Exercise instructions
Everything in the listing must be repeated exactly, apart from the images.

Source data
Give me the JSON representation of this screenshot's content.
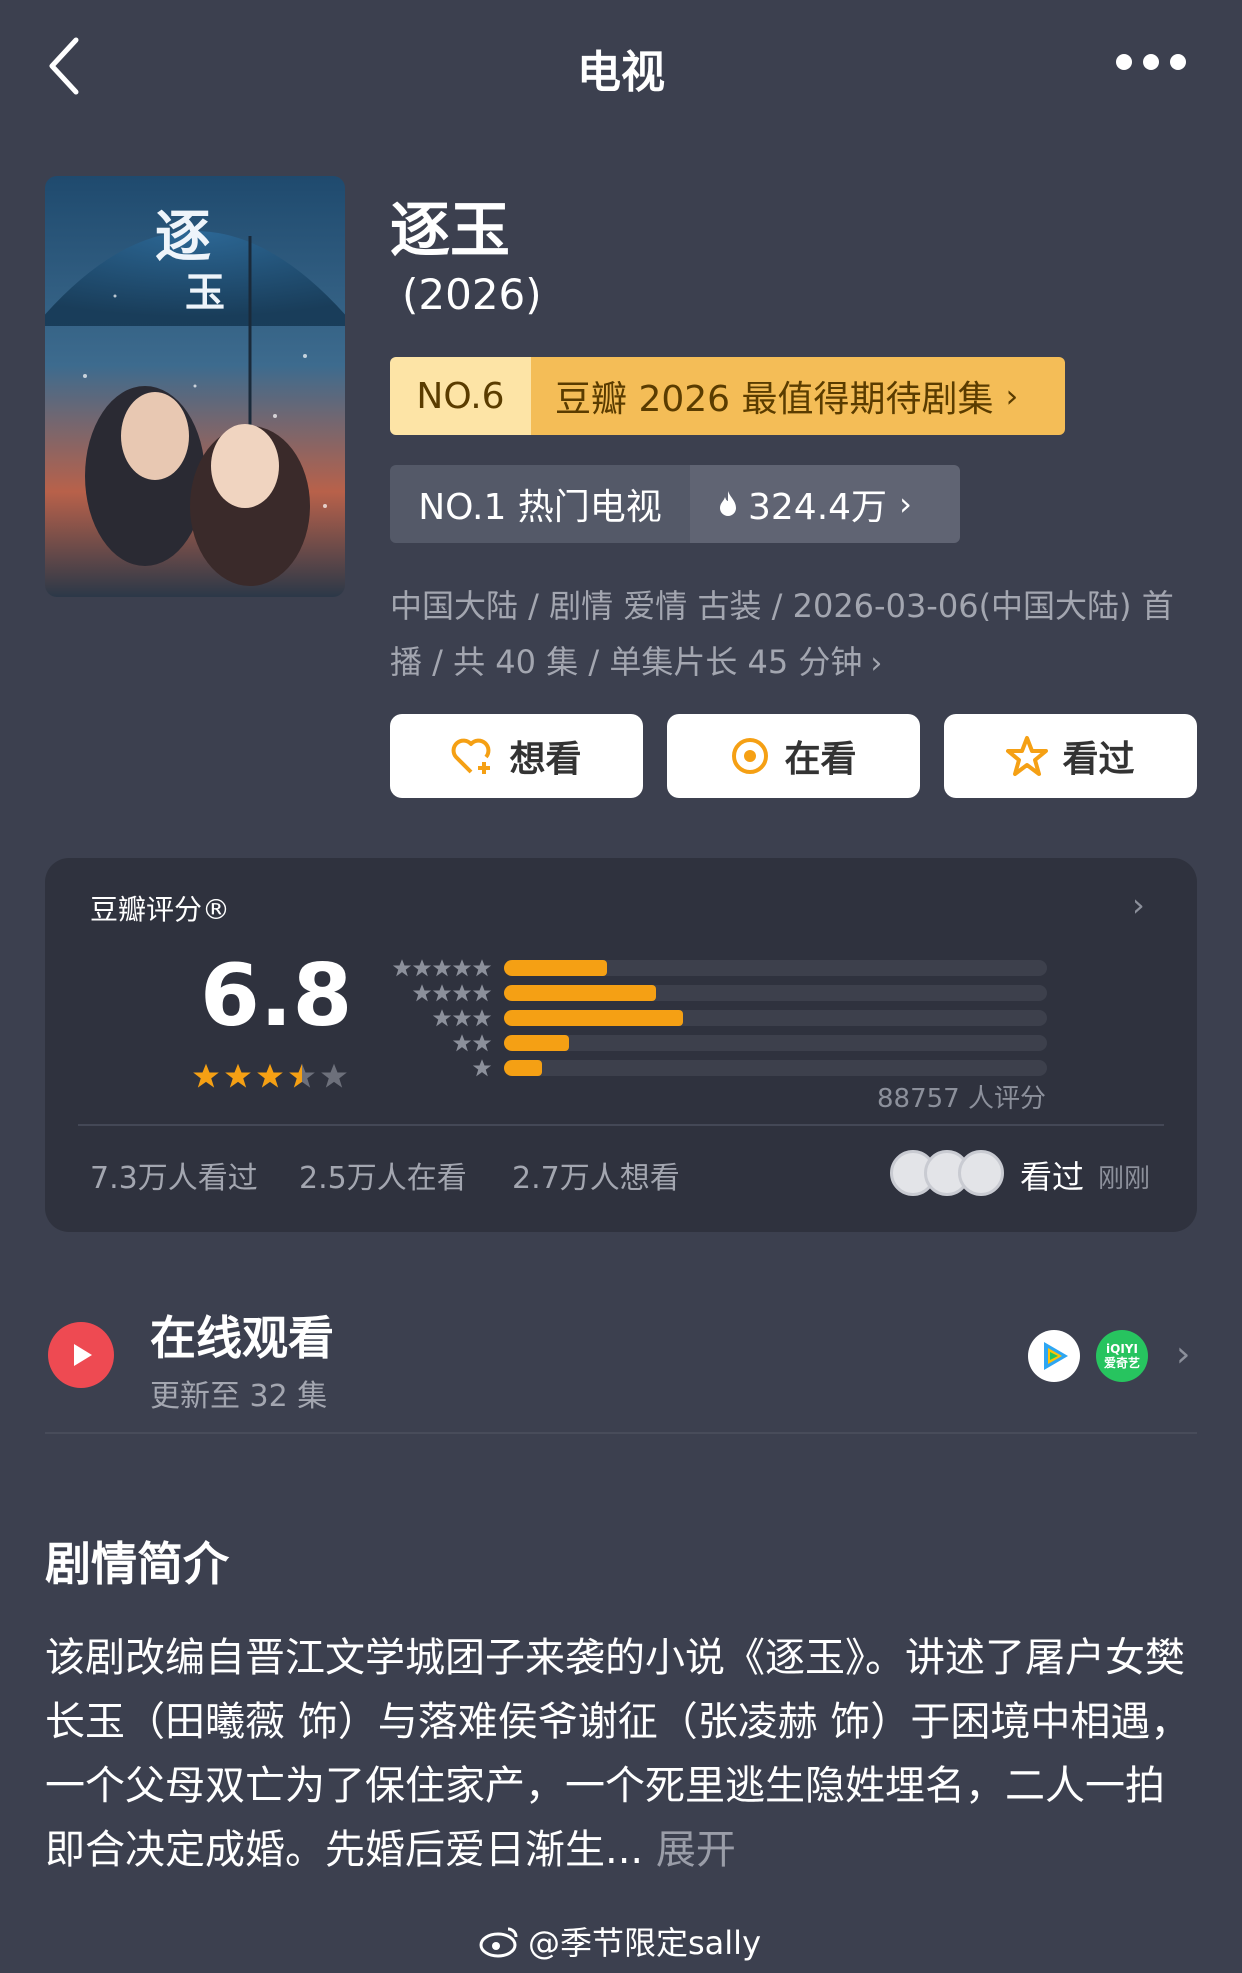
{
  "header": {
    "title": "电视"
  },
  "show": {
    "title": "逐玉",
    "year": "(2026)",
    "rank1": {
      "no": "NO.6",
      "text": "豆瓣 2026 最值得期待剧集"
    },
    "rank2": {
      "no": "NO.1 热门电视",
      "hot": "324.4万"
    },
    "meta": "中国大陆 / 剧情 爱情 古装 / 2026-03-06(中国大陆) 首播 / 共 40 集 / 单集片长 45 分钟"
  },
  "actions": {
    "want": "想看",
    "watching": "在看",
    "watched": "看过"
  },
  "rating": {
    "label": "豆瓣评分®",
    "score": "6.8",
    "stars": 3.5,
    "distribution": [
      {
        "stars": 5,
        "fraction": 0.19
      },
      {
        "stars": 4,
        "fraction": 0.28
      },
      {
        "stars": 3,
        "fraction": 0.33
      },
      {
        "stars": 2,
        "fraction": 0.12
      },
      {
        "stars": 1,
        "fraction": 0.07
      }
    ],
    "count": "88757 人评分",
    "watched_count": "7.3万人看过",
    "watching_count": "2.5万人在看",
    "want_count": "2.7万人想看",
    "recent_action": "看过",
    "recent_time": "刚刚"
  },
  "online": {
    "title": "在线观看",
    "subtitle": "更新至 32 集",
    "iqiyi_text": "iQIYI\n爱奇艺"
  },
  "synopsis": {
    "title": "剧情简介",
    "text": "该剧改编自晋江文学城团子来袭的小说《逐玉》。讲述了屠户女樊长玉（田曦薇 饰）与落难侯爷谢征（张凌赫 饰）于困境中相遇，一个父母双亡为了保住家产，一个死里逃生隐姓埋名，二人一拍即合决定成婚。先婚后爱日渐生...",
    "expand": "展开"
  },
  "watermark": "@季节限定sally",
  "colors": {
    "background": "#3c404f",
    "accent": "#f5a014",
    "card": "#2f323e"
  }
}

Solution to the problem
Give me the JSON representation of this screenshot's content.
{
  "header": {
    "title": "电视"
  },
  "show": {
    "title": "逐玉",
    "year": "(2026)",
    "rank1": {
      "no": "NO.6",
      "text": "豆瓣 2026 最值得期待剧集"
    },
    "rank2": {
      "no": "NO.1 热门电视",
      "hot": "324.4万"
    },
    "meta": "中国大陆 / 剧情 爱情 古装 / 2026-03-06(中国大陆) 首播 / 共 40 集 / 单集片长 45 分钟"
  },
  "actions": {
    "want": "想看",
    "watching": "在看",
    "watched": "看过"
  },
  "rating": {
    "label": "豆瓣评分®",
    "score": "6.8",
    "stars": 3.5,
    "distribution": [
      {
        "stars": 5,
        "fraction": 0.19
      },
      {
        "stars": 4,
        "fraction": 0.28
      },
      {
        "stars": 3,
        "fraction": 0.33
      },
      {
        "stars": 2,
        "fraction": 0.12
      },
      {
        "stars": 1,
        "fraction": 0.07
      }
    ],
    "count": "88757 人评分",
    "watched_count": "7.3万人看过",
    "watching_count": "2.5万人在看",
    "want_count": "2.7万人想看",
    "recent_action": "看过",
    "recent_time": "刚刚"
  },
  "online": {
    "title": "在线观看",
    "subtitle": "更新至 32 集",
    "iqiyi_text": "iQIYI\n爱奇艺"
  },
  "synopsis": {
    "title": "剧情简介",
    "text": "该剧改编自晋江文学城团子来袭的小说《逐玉》。讲述了屠户女樊长玉（田曦薇 饰）与落难侯爷谢征（张凌赫 饰）于困境中相遇，一个父母双亡为了保住家产，一个死里逃生隐姓埋名，二人一拍即合决定成婚。先婚后爱日渐生...",
    "expand": "展开"
  },
  "watermark": "@季节限定sally",
  "colors": {
    "background": "#3c404f",
    "accent": "#f5a014",
    "card": "#2f323e"
  }
}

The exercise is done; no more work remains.